Within a large enterprise, the same issues of discoverability of data assets exist. Over time, data silos compartmentalize data and gatekeepers within the organization make traversing those silos difficult. Issues of security, provenance, governance, and ownership prevail over sharing; the cross-silo analysis for agile business practices fall to the politics of data fiefdoms.

From an analytics perspective, any particular data science pipeline may require inputs from a number of data silos. The speed and success of any such analytics endeavour is dependent upon access to the required data. Even further, data scientists and engineers need to understand the data to be able to use it effectively.

Understanding data pipelines and the dependencies that ensue requires goes beyond the basics of a simple schema definition. We need to understand the operational semantics of the graph of producers and consumers of data within the context of the provenance and governance of the data that flows within. In today's world, privacy is fleeting and we need to be careful not to run afoul of regulation and promises to our customers.

We need to understand:

  • the data assets we have
  • what processes consume those assets
  • what artifacts are produced
  • how data is used
  • what governance is transferred to new data

In the end, we want an inventory of everything in one place so we can understand all the relationships within our enterprise; analytics on analytics.

A Centralized Approach

Every analytics data pipeline ... must maintain all the essential metadata ...

An approach I am exploring is the idea of a centralized semantic repository of data asset annotations. I imagine this repository as an inventory of various aspects of the data:

Essential core:

  • organizational hierarchy containing
  • every data asset
  • with the location of data within data silos, infrastructure, etc.
  • annotated with essential metadata (e.g., created, updated, titles, etc.)
  • identifying provenance, ownership, and governance
  • with necessary descriptions of the data for the consumers

Operational core (programmatic access):

  • to navigate/query the repository
  • to the data definitions
  • to how to access the actual data
  • to the format descriptions
  • to update/create all of the above

Every analytics data pipeline in our enterprise must keep this information up-to-date. It must maintain all the essential metadata about the inputs, outputs, and how to access the results.

Tyranny of Choice - Vocabularies

not a fan of proliferation of prefixes, namespaces, etc. just for the purpose of identification

The essential stumbling block is what vocabulary should be used to describe various data assets:

  • As mentioned previously, there are number of competing, overlapping, and complimentary vocabularies for open data.
  • No one vocabulary will suffice in the enterprise context as I have described it above.
  • We need to describe process, data set relations via those processes, and the relation of the data to various governance and compliance issues.
  • Consumers are fickle; too complex and they won't use it.

There are some choices, cross roads, that may determine success:

  1. A single vocabulary with extension mechanisms.
  2. A mixture of existing and new vocabularies.

I am not a fan of proliferation of prefixes, namespaces, etc. just for the purpose of identification. We can use technology to map things internally for those that need it. As such, (2) is not my personal choice.
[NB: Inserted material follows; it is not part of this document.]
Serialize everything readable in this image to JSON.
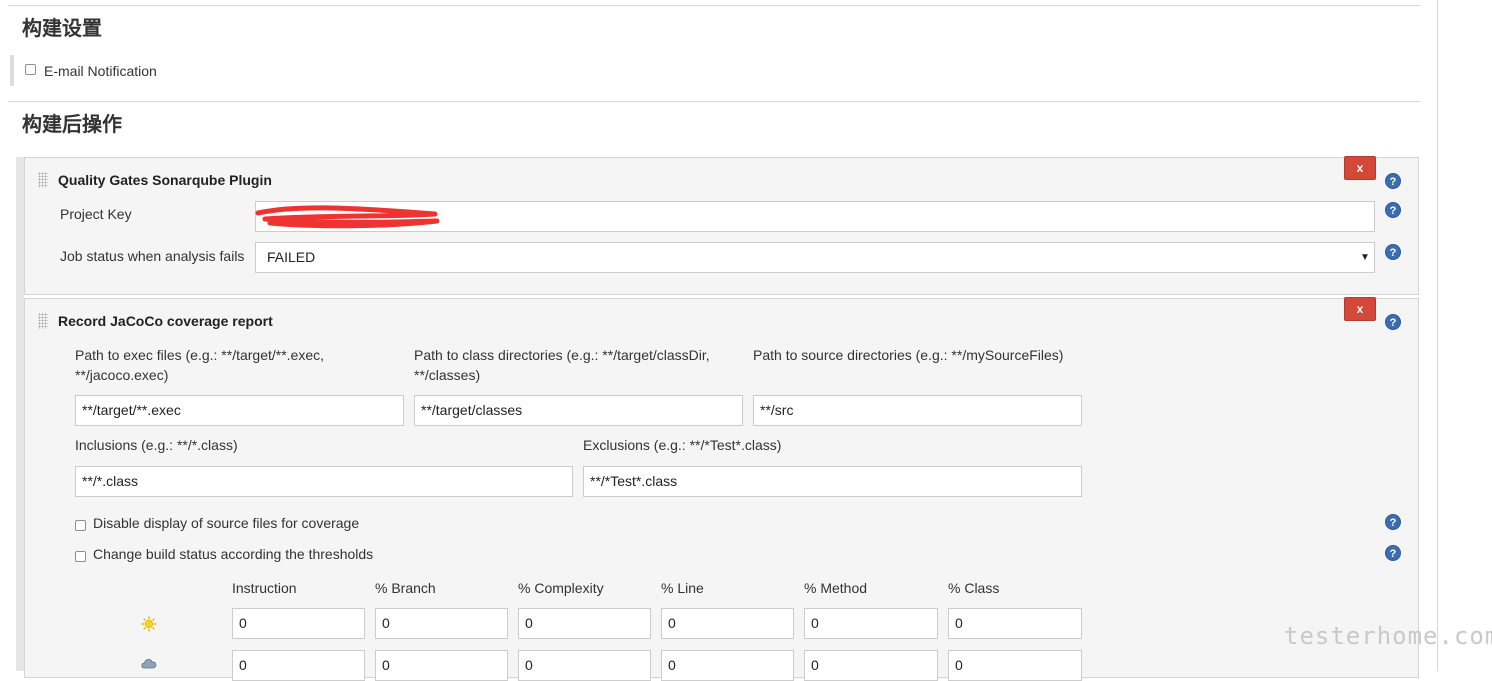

Fortunately, schema.org has incorporated (see W3C WebSchemas/Datasets) aspects of DCAT, ADMS, and VoID. I believe this is a good starting point as we can reuse other types and properties to describe other aspects (i.e., organization structure, essential metadata, etc.).

The Experiment

I can take a few steps down this road by:

  1. Examining the assets I have stored in Hadoop/HDFS that are products of various processes.
  • Gathering the history of these assets and produce a semantic description in JSON-LD for each asset.
  • Dump all the data into a semantic graph database like AllegroGraph.

Then I can query the result with SPARQL to see what I know and don't know. That will help identify new information I need to gather. Afterwards, it is a process of "rinse and repeat" until I feel like I have a good basis.

I believe there will be some new types and properties needed. Hopefully that will be interesting to the schema.org community.